Sure, millions of Americans were under a lot of personal stress and financial pressure. However, isn’t that when you should turn on your A game? Sure enough, many of them didn’t make it, however many others became better and stronger. And, if you take a listen to the podcast “How I Built This” (one of my absolute favorites) with Guy Raz, you’ll discover so many successful people started their business during this crisis.
So what’s it going to take to survive COVID-19 not just physically but financially? Heck if I know. I’m certainly not an economist and only business smart by pure experience. What I do know, however, is you’ve got to be nice, you have to offer quality services and products, and your message and on-line presence need to be as professional as your offer.
Here are some examples:
If your headshot is 20 years old, it says to your potential clients
If you’re dishonest about how you look, you’re probably also a dishonest business person. (Not true?
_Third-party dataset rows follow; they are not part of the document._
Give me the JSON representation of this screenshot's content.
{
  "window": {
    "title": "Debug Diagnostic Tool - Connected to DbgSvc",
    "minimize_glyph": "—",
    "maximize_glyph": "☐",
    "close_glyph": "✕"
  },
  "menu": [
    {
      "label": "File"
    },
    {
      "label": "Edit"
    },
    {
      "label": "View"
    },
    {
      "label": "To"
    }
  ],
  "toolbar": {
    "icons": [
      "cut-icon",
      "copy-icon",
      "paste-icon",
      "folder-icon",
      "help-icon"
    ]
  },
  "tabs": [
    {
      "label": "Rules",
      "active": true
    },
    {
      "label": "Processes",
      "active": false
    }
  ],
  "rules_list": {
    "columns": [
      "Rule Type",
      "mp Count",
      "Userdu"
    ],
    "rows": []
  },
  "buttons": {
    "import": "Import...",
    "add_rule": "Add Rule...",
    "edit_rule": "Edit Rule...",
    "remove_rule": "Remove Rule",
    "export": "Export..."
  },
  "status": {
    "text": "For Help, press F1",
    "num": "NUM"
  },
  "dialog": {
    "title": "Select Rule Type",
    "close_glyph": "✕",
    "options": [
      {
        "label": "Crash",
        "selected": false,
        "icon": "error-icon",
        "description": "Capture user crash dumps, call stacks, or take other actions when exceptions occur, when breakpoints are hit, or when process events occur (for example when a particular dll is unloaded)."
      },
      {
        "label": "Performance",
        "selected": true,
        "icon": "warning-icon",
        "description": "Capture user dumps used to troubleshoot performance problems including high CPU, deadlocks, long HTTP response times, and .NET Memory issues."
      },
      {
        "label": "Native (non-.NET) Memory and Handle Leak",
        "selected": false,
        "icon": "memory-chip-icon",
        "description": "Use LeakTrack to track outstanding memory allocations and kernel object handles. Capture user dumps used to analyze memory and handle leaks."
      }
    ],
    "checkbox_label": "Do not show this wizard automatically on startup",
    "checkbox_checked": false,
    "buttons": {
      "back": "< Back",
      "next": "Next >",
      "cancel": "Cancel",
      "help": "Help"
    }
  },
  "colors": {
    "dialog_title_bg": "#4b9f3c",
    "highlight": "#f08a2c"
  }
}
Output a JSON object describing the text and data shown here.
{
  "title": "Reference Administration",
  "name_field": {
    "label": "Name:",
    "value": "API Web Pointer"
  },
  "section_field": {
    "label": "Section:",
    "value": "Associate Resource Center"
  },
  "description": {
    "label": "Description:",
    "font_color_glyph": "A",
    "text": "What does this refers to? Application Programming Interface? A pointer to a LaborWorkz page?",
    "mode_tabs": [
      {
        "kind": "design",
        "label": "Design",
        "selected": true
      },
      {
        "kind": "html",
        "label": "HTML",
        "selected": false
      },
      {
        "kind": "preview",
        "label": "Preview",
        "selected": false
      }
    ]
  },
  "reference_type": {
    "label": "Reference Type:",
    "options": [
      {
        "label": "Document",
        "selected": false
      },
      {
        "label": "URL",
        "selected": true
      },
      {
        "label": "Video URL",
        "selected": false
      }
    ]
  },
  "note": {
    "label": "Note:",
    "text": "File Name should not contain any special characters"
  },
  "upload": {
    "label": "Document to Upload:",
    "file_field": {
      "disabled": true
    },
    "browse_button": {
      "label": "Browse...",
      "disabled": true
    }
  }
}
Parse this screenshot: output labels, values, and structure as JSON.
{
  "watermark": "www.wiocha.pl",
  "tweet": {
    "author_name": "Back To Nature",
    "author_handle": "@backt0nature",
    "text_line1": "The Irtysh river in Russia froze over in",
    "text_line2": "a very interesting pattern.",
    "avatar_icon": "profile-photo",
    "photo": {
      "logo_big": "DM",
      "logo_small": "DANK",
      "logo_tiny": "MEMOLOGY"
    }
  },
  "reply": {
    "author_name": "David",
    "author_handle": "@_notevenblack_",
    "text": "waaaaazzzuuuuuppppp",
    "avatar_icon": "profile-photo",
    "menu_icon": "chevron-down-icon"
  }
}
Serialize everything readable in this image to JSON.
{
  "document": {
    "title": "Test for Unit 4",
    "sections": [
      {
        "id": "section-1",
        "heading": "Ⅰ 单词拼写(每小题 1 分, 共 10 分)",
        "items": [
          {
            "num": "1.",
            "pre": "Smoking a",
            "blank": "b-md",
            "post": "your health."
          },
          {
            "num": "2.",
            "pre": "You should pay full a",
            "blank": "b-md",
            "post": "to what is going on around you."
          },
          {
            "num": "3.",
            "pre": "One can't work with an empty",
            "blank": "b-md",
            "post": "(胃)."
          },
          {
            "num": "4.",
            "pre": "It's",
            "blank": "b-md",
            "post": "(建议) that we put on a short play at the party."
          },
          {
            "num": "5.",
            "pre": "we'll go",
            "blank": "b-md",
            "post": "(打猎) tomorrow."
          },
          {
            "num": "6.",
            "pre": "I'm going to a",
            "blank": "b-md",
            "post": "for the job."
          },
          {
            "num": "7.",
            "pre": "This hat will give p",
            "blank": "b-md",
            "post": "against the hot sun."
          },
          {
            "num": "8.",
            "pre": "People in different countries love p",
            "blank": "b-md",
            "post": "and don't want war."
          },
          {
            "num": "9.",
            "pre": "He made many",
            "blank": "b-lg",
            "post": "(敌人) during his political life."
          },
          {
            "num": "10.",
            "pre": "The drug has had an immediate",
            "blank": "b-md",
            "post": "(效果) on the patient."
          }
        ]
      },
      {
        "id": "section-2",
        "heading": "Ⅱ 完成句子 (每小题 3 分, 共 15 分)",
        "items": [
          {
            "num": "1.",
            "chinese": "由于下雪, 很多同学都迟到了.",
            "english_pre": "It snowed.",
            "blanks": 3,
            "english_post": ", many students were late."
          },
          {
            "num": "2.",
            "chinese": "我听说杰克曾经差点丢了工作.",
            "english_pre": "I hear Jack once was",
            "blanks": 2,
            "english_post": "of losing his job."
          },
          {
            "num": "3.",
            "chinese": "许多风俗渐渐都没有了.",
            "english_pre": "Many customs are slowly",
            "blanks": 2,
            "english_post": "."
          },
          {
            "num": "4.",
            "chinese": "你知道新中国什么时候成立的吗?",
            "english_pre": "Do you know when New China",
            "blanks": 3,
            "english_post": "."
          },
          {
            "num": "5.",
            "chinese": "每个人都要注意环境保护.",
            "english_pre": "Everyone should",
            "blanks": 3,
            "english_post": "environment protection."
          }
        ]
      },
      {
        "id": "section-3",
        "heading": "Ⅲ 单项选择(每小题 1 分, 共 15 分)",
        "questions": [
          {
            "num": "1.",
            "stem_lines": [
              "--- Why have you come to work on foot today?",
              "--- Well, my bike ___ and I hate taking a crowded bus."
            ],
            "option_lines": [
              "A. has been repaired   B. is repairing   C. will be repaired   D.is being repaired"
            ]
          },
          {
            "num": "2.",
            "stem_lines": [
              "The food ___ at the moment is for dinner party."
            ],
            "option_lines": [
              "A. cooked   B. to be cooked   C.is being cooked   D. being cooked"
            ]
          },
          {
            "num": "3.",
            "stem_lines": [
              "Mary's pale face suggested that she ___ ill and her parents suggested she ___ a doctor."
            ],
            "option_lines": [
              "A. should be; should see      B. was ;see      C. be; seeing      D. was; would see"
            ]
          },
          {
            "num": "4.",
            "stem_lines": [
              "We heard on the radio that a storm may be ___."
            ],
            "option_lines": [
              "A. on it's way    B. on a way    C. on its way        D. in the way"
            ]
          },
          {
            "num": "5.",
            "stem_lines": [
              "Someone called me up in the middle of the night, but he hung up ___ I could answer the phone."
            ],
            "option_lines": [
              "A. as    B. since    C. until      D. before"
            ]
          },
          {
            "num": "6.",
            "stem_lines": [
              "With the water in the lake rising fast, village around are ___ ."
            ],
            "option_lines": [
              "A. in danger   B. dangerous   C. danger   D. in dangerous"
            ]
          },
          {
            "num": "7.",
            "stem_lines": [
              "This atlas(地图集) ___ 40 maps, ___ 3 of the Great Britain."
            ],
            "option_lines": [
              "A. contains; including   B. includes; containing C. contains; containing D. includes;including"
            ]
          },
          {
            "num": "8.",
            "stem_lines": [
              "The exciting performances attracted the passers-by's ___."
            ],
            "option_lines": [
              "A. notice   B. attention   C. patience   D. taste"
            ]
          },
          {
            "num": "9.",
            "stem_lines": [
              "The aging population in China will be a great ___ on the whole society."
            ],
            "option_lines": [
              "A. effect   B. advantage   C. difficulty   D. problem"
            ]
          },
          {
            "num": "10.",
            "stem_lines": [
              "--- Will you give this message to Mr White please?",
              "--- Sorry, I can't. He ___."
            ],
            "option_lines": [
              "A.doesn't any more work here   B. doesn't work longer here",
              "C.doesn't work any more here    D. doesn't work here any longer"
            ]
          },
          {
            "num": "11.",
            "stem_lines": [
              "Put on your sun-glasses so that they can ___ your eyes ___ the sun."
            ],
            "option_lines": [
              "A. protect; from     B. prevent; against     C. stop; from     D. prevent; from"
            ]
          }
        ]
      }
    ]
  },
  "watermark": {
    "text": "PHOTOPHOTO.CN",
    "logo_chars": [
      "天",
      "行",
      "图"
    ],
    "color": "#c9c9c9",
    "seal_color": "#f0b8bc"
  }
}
Then update it for Heaven’s sake)
You don’t believe in yourself and/or value what has gotten you to where you are today. If you don’t believe in yourself, why would anyone else?
You are oblivious. Hmmmm… is that who I should trust with my hard-earned money?
If your product photography is obviously taken with your camera phone or by someone who doesn’t understand lighting, it says to your potential clients
You don’t care enough about your offerings to spend the time and attention (and, yes, a little money) it deserves.
It’s not a stand-alone piece, which deserves to shine on its own.
Maybe I’m being a bit extreme. But the way I see it, those who take the time to do things right will prevail.